There are lots of snowy ski areas in B.C., but only Kicking Horse Mountain Resort, tucked between the Purcells and the Rockies near Golden, claims the title of Champagne Powder Capital of Canada. With 7.5 metres of fluffy white stuff annually, it has a good claim. Kicking Horse also boasts one of North America’s highest verticals, more than 1,133 hectares of skiable terrain, and some legendary chute skiing. A must do at Kicking Horse is to dine at Eagle’s Eye Restaurant; at 2,346 metres above sea level it’s the highest restaurant in North America.

Mount Washington Alpine Resort

Ski and surf on the same day? Sure. At Mount Washington Alpine Resort, 40 minutes from the Comox Valley International Airport, you can grab fresh tracks in the morning before catching a wave at Tofino’s Chesterman Beach. Of course you don’t have to do it in a day; ski and surf packages offer a weekend or more of snow and surf options.
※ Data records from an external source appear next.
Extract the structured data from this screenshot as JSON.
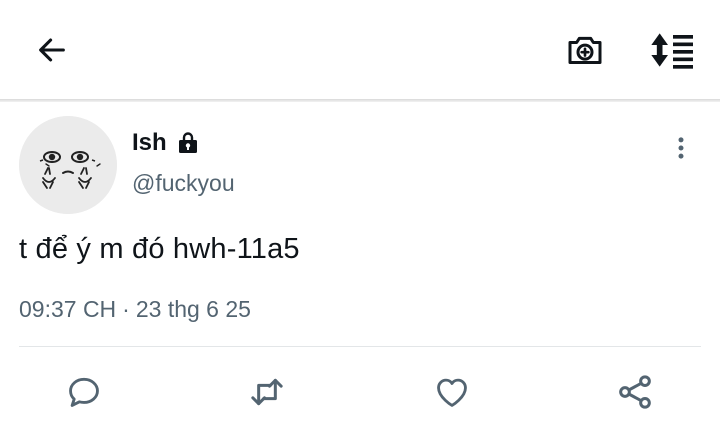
{
  "header": {
    "back_icon": "arrow-left-icon",
    "camera_icon": "camera-plus-icon",
    "sort_icon": "sort-lines-icon"
  },
  "tweet": {
    "display_name": "Ish",
    "lock_icon": "lock-icon",
    "handle": "@fuckyou",
    "text": "t để ý m đó hwh-11a5",
    "time": "09:37 CH",
    "dot": "·",
    "date": "23 thg 6 25",
    "more_icon": "more-vertical-icon"
  },
  "actions": [
    "reply-icon",
    "retweet-icon",
    "like-icon",
    "share-icon"
  ],
  "colors": {
    "text": "#0f1419",
    "secondary": "#536471",
    "icon": "#536471",
    "divider": "#e3e6e8"
  }
}
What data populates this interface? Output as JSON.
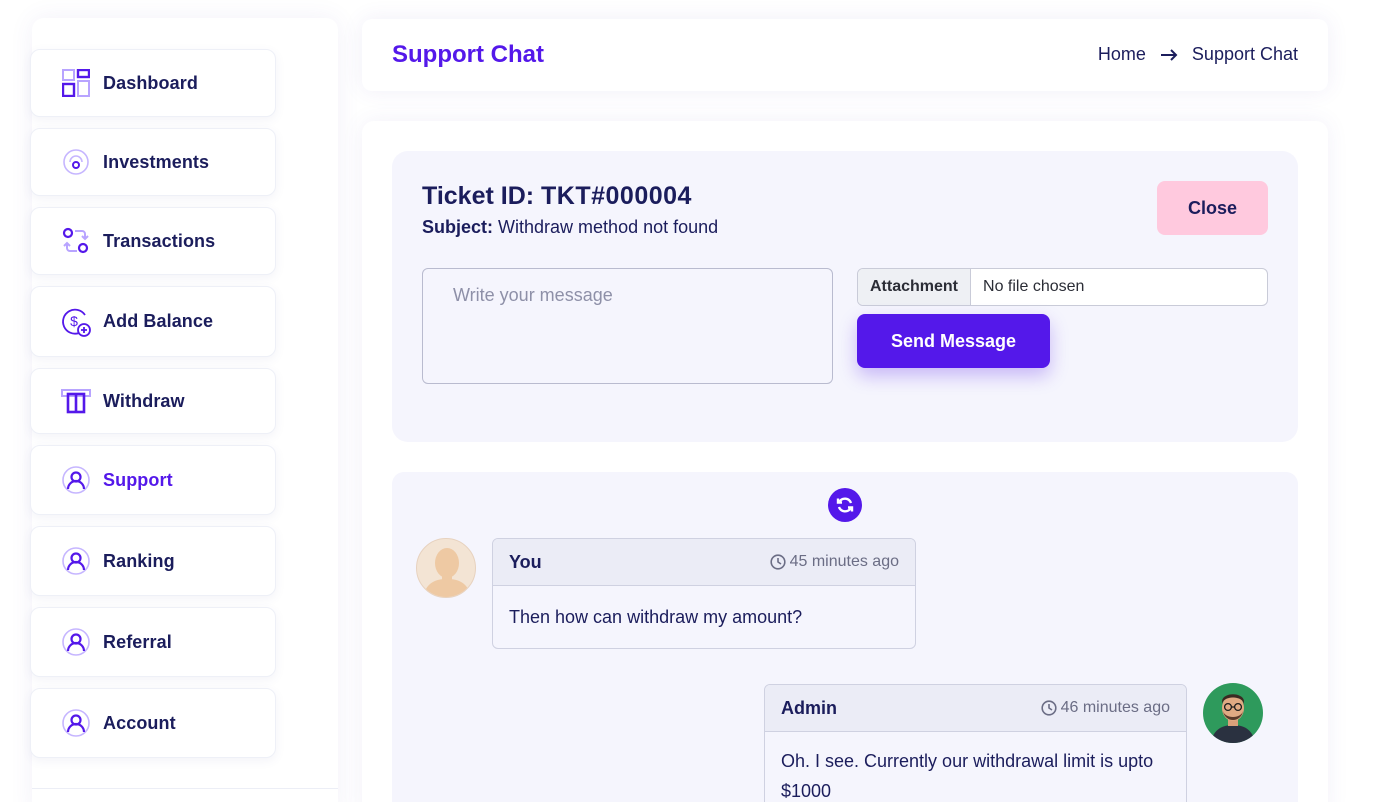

Even without the surfing, Mount Washington, with its family-oriented village, offers sweeping ocean views and plenty of powder on 60 runs and two terrain parks. Five lifts mean short lines, while four magic carpets make this a great choice for newbies. 

Profiles compiled by Sue Kernaghan on behalf of Destination BC

Source: Vancouver Sun